Make an exact copy of the entries, taking out every picture.
== DATA ==
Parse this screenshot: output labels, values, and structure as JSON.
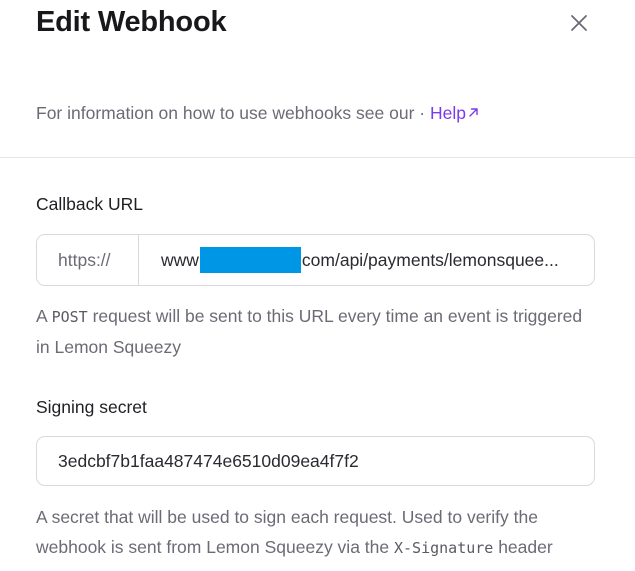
{
  "modal": {
    "title": "Edit Webhook",
    "close_icon": "close-icon"
  },
  "info": {
    "text": "For information on how to use webhooks see our",
    "separator": " · ",
    "help_link_label": "Help",
    "help_link_icon": "external-link-icon"
  },
  "callback": {
    "label": "Callback URL",
    "prefix": "https://",
    "value_start": "www",
    "value_end": "com/api/payments/lemonsquee...",
    "help_before": "A ",
    "help_code": "POST",
    "help_after": " request will be sent to this URL every time an event is triggered in Lemon Squeezy"
  },
  "secret": {
    "label": "Signing secret",
    "value": "3edcbf7b1faa487474e6510d09ea4f7f2",
    "help_before": "A secret that will be used to sign each request. Used to verify the webhook is sent from Lemon Squeezy via the ",
    "help_code": "X-Signature",
    "help_after": " header"
  },
  "colors": {
    "accent": "#7c3aed",
    "redaction": "#0096e6",
    "muted_text": "#6b6b76",
    "border": "#d9d9de"
  }
}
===
• FINAL ANSWER:
Parse this screenshot: output labels, values, and structure as JSON.
{
  "modal": {
    "title": "Edit Webhook",
    "close_icon": "close-icon"
  },
  "info": {
    "text": "For information on how to use webhooks see our",
    "separator": " · ",
    "help_link_label": "Help",
    "help_link_icon": "external-link-icon"
  },
  "callback": {
    "label": "Callback URL",
    "prefix": "https://",
    "value_start": "www",
    "value_end": "com/api/payments/lemonsquee...",
    "help_before": "A ",
    "help_code": "POST",
    "help_after": " request will be sent to this URL every time an event is triggered in Lemon Squeezy"
  },
  "secret": {
    "label": "Signing secret",
    "value": "3edcbf7b1faa487474e6510d09ea4f7f2",
    "help_before": "A secret that will be used to sign each request. Used to verify the webhook is sent from Lemon Squeezy via the ",
    "help_code": "X-Signature",
    "help_after": " header"
  },
  "colors": {
    "accent": "#7c3aed",
    "redaction": "#0096e6",
    "muted_text": "#6b6b76",
    "border": "#d9d9de"
  }
}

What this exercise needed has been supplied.